Electric… erratic… even selfish – there are many words used to describe DeSean Jackson, the Eagles’ former wide receiver. But is “dangerous” one of them?

Shortly before the Philadelphia Eagles released the receiver on March 28, NJ.com published an article alleging that Jackson has gang ties in Los Angeles. Depending on who you believe, the Eagles either gave up on trading Jackson after the report surfaced, or always intended to cut him. Prior to the report of gang ties, over the years Jackson had been rumored to have skipped meetings, disrupted the locker room, wasted practices, and recently, caused friction with head coach Chip Kelly. In 2012, Jackson signed a five-year extension for $48.5 million with the Eagles, with $15 million guaranteed. While his base salary was $750,000 in 2012 and $6.75 million in 2013, his base salary was going to be $10.25 million in 2014, none of it guaranteed. Jackson had his best year in 2013, with 82 catches for 1,332 yards and nine touchdowns. Two-thousand-and-thirteen was the 27 year-old’s third time making the Pro Bowl.

Pro Bowler or not, as of Friday he was gone. The media’s reaction was swift and decisive–Jackson was the villain, in the mold of former Patriots tight end Aaron Hernandez, and the Eagles were shrewd and justified in their move to cut him. Talking heads spoke with conviction of Jackson’s cancerous personality in the locker room, and journalists wrote with certainty of Jackson’s dubious character outside it.

Since his release last Friday, here’s what we’ve learned: Jackson has ties to two Crips members, who have been connected to two homicides since 2010, but Jackson wasn’t implicated in either case. He was arrested for marijuana possession in 2009, and last season, appeared to throw up a Crips gang sign while playing the Washington Redskins. Jackson denied these allegations in a formal statement, but hasn’t spoken on the matter. The media’s coverage, as it tends to do the further it distances itself from an event, has become more nuanced, with ESPN’s Jason Whitlock arguing the Eagles simply believed the divisive player wasn’t worth $10.25 million this year, Seattle Seahawks cornerback Richard Sherman defending Jackson, and ex-Eagles wide receiver Cris Carter tweeting his support for Jackson.

From where I sit, Jason Whitlock has the right idea. These reports of “gang ties” are weak at best and irresponsible at worst. He may know gang members, but he’s never been arrested for anything gang related. He was called and questioned about a murder, and his family member owned the bar where another murder took place, but that doesn’t make him guilty. (Remember that whole “innocent until proven guilty” thing?) Sure, he was arrested for marijuana possession, but so was Colts owner Jim Irsay. No one’s saying Irsay is in a gang. And perhaps what’s most revealing is that despite seeking confirmation from the LAPD of Jackson’s gang ties – the LAPD “confirmed reports,” whatever that means – the 49ers and Raiders were still interested in signing him. The Raiders might not have the best reputation, but wouldn’t the 49ers back off if they thought the LAPD’s evidence was damning?

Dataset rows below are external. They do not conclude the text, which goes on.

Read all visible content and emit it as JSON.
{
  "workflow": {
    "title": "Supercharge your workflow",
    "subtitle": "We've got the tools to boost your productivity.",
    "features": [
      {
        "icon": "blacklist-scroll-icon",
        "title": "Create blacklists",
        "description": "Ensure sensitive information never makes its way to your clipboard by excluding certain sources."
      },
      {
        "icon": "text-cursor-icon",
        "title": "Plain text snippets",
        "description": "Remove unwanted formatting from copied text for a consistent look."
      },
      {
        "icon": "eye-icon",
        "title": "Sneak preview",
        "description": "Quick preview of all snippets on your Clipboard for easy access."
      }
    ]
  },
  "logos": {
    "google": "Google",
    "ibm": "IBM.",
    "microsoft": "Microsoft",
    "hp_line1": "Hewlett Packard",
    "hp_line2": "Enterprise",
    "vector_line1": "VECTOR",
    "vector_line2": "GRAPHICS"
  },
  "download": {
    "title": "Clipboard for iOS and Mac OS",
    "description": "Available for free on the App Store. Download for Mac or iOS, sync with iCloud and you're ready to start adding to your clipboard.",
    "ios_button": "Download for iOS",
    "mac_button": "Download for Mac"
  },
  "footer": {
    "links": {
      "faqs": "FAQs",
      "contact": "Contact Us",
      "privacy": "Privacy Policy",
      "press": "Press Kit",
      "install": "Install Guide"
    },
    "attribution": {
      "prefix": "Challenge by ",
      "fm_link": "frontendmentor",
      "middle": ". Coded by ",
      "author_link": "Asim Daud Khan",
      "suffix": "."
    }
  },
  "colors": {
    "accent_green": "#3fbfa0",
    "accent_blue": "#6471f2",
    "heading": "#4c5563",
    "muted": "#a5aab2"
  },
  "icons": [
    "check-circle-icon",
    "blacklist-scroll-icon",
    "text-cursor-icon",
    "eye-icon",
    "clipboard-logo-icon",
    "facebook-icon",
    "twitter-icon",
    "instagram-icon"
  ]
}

The most persuasive argument for why the Eagles released Jackson isn’t that he had gang ties, but rather that when teams learned that he may have gang ties, his trade value disappeared. Teams knew they could wait for Jackson to be cut and then renegotiate his contract. Unwilling to pay the mercurial receiver with the bad attitude 10.25 million dollars, the Eagles cut him. 

Predicting any players future is difficult, but Jackson’s case is unprecedented. No NFL player has ever switched teams in the same division after recording 80+ receptions and 1,200+ yards in the previous season. Now with the Washington Redskins, it’s reasonable to assume that twice a year against Philly, he’ll be motivated, but what will he be like for the rest of the three year deal in Washington? For one year, anyway, I’d say Jackson’s as close to a sure thing as a wide receiver can be. He’s been humbled by his release, and already known as a player with a chip on his shoulder, he’ll be even more motivated to succeed in 2014. With a new coaching staff and an inconsistent quarterback, the Redskins may struggle in 2014, but look for Jackson to thrive.

Any way you slice it, the polarizing receiver was certainly productive during his time in Philly, amassing 356 receptions for 6,117 yards and 32 touchdowns. At times, he was even miraculous. Perhaps the Eagles number 10 will do Redskins fans one better as number 11.